◆ **The problem**:
Go through the listing and return every line with "bevsub" in it.

◆ **Source material**:
*** Begin section ***

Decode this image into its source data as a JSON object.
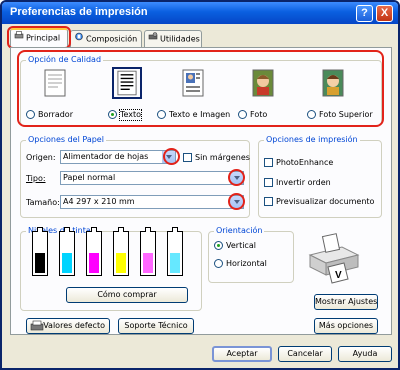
{
  "window": {
    "title": "Preferencias de impresión",
    "help_label": "?",
    "close_label": "X"
  },
  "tabs": [
    {
      "label": "Principal",
      "icon": "printer-icon"
    },
    {
      "label": "Composición",
      "icon": "layout-icon"
    },
    {
      "label": "Utilidades",
      "icon": "utilities-icon"
    }
  ],
  "quality": {
    "label": "Opción de Calidad",
    "options": [
      {
        "label": "Borrador",
        "selected": false
      },
      {
        "label": "Texto",
        "selected": true
      },
      {
        "label": "Texto e Imagen",
        "selected": false
      },
      {
        "label": "Foto",
        "selected": false
      },
      {
        "label": "Foto Superior",
        "selected": false
      }
    ]
  },
  "paper": {
    "label": "Opciones del Papel",
    "origin_label": "Origen:",
    "origin_value": "Alimentador de hojas",
    "borderless_label": "Sin márgenes",
    "type_label": "Tipo:",
    "type_value": "Papel normal",
    "size_label": "Tamaño:",
    "size_value": "A4 297 x 210 mm"
  },
  "print_options": {
    "label": "Opciones de impresión",
    "photo_enhance": "PhotoEnhance",
    "reverse_order": "Invertir orden",
    "preview": "Previsualizar documento"
  },
  "ink": {
    "label": "Niveles de tinta",
    "how_to_buy": "Cómo comprar",
    "colors": [
      "#000000",
      "#00d4ff",
      "#ff00ff",
      "#ffff00",
      "#ff66ff",
      "#66e8ff"
    ]
  },
  "orientation": {
    "label": "Orientación",
    "vertical": "Vertical",
    "horizontal": "Horizontal",
    "selected": "vertical"
  },
  "buttons": {
    "show_settings": "Mostrar Ajustes",
    "more_options": "Más opciones",
    "defaults": "Valores defecto",
    "tech_support": "Soporte Técnico",
    "accept": "Aceptar",
    "cancel": "Cancelar",
    "help": "Ayuda"
  },
  "colors": {
    "accent": "#0046d5",
    "highlight": "#e2231a",
    "titlebar": "#0a5fe0"
  }
}
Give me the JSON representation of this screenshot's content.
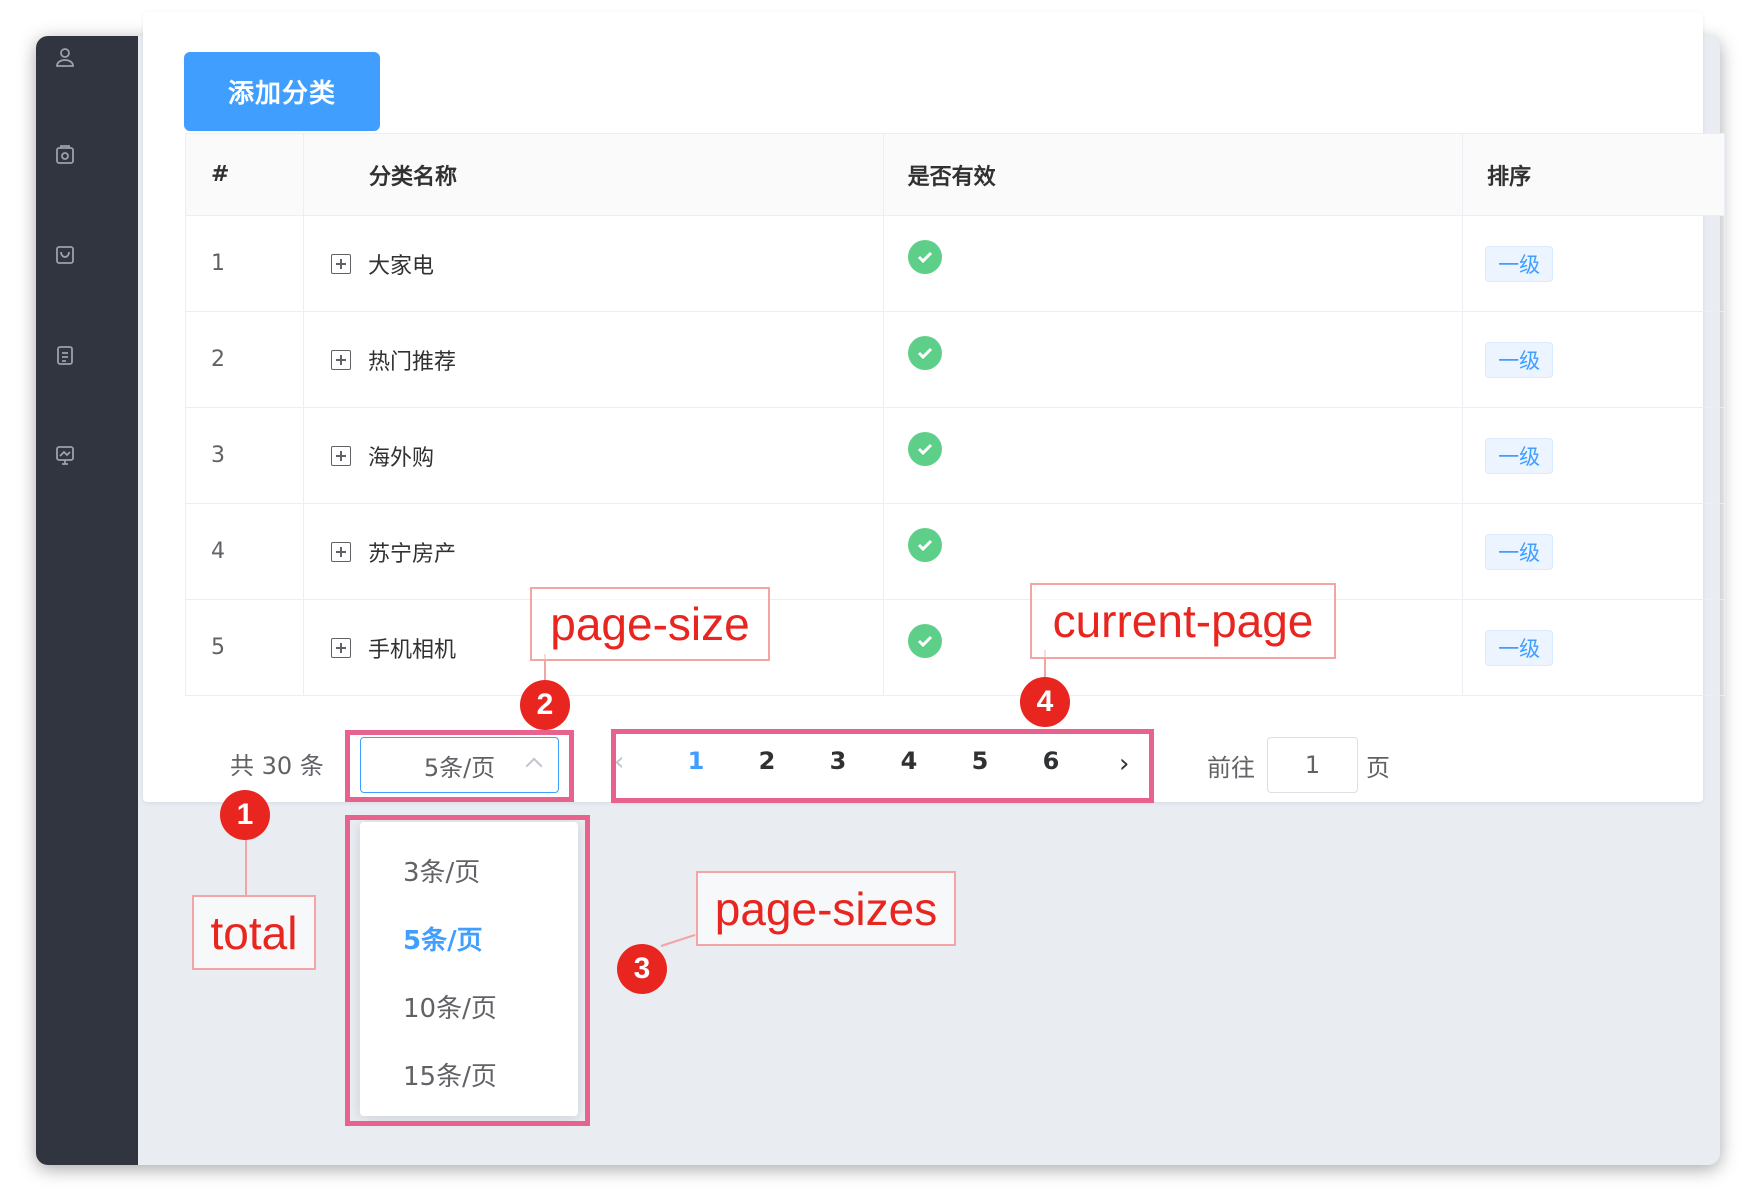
{
  "toolbar": {
    "add_button": "添加分类"
  },
  "table": {
    "headers": [
      "#",
      "分类名称",
      "是否有效",
      "排序"
    ],
    "rows": [
      {
        "index": "1",
        "name": "大家电",
        "valid": true,
        "level": "一级"
      },
      {
        "index": "2",
        "name": "热门推荐",
        "valid": true,
        "level": "一级"
      },
      {
        "index": "3",
        "name": "海外购",
        "valid": true,
        "level": "一级"
      },
      {
        "index": "4",
        "name": "苏宁房产",
        "valid": true,
        "level": "一级"
      },
      {
        "index": "5",
        "name": "手机相机",
        "valid": true,
        "level": "一级"
      }
    ]
  },
  "pagination": {
    "total_text": "共 30 条",
    "page_size": "5条/页",
    "pages": [
      "1",
      "2",
      "3",
      "4",
      "5",
      "6"
    ],
    "current_page": "1",
    "goto_label": "前往",
    "goto_value": "1",
    "goto_suffix": "页",
    "page_sizes": [
      "3条/页",
      "5条/页",
      "10条/页",
      "15条/页"
    ],
    "selected_size": "5条/页"
  },
  "annotations": {
    "total": {
      "num": "1",
      "label": "total"
    },
    "page_size": {
      "num": "2",
      "label": "page-size"
    },
    "page_sizes": {
      "num": "3",
      "label": "page-sizes"
    },
    "current_page": {
      "num": "4",
      "label": "current-page"
    }
  },
  "colors": {
    "primary": "#409eff",
    "sidebar": "#30353f",
    "success": "#5dcf88",
    "annotation": "#e8251f",
    "highlight": "#e7638e"
  },
  "icons": [
    "user-icon",
    "product-icon",
    "cart-icon",
    "order-icon",
    "report-icon",
    "plus-square-icon",
    "check-circle-icon",
    "chevron-up-icon",
    "chevron-left-icon",
    "chevron-right-icon"
  ]
}
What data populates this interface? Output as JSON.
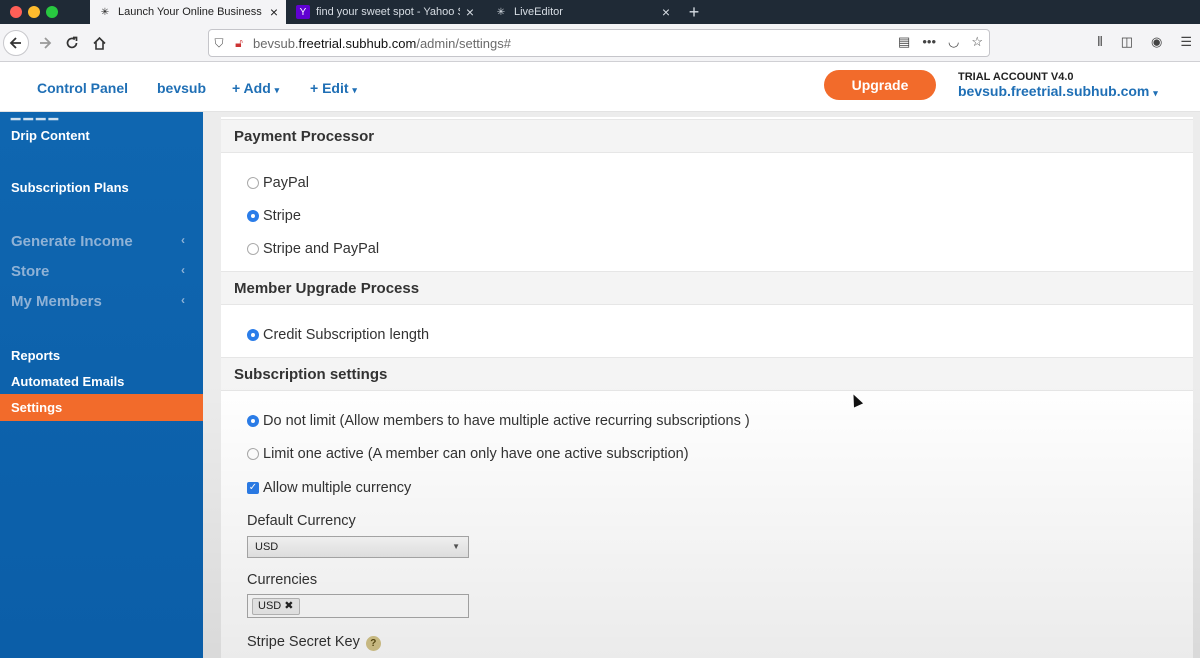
{
  "browser": {
    "tabs": [
      {
        "title": "Launch Your Online Business",
        "active": true
      },
      {
        "title": "find your sweet spot - Yahoo Se",
        "active": false
      },
      {
        "title": "LiveEditor",
        "active": false
      }
    ],
    "url_prefix": "bevsub.",
    "url_domain": "freetrial.subhub.com",
    "url_path": "/admin/settings#",
    "more_label": "•••"
  },
  "header": {
    "nav": [
      "Control Panel",
      "bevsub",
      "+ Add",
      "+ Edit"
    ],
    "upgrade_label": "Upgrade",
    "account_type": "TRIAL ACCOUNT V4.0",
    "account_domain": "bevsub.freetrial.subhub.com"
  },
  "sidebar": {
    "items": [
      {
        "label": "Drip Content"
      },
      {
        "label": "Subscription Plans"
      },
      {
        "label": "Generate Income"
      },
      {
        "label": "Store"
      },
      {
        "label": "My Members"
      },
      {
        "label": "Reports"
      },
      {
        "label": "Automated Emails"
      },
      {
        "label": "Settings"
      }
    ]
  },
  "main": {
    "payment": {
      "heading": "Payment Processor",
      "options": [
        "PayPal",
        "Stripe",
        "Stripe and PayPal"
      ],
      "selected": "Stripe"
    },
    "upgrade_process": {
      "heading": "Member Upgrade Process",
      "options": [
        "Credit Subscription length"
      ],
      "selected": "Credit Subscription length"
    },
    "subscription": {
      "heading": "Subscription settings",
      "options": [
        "Do not limit (Allow members to have multiple active recurring subscriptions )",
        "Limit one active (A member can only have one active subscription)"
      ],
      "selected": "Do not limit (Allow members to have multiple active recurring subscriptions )",
      "allow_multiple_currency_label": "Allow multiple currency",
      "allow_multiple_currency": true,
      "default_currency_label": "Default Currency",
      "default_currency": "USD",
      "currencies_label": "Currencies",
      "currencies": [
        "USD"
      ],
      "stripe_secret_label": "Stripe Secret Key",
      "help_glyph": "?"
    }
  },
  "colors": {
    "accent": "#f26b2b",
    "brand_blue": "#1f6fb5",
    "sidebar": "#0f66b0"
  }
}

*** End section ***

◆ **Reply to the task**:
    "url_prefix": "bevsub.",
      "bevsub",
    "account_domain": "bevsub.freetrial.subhub.com"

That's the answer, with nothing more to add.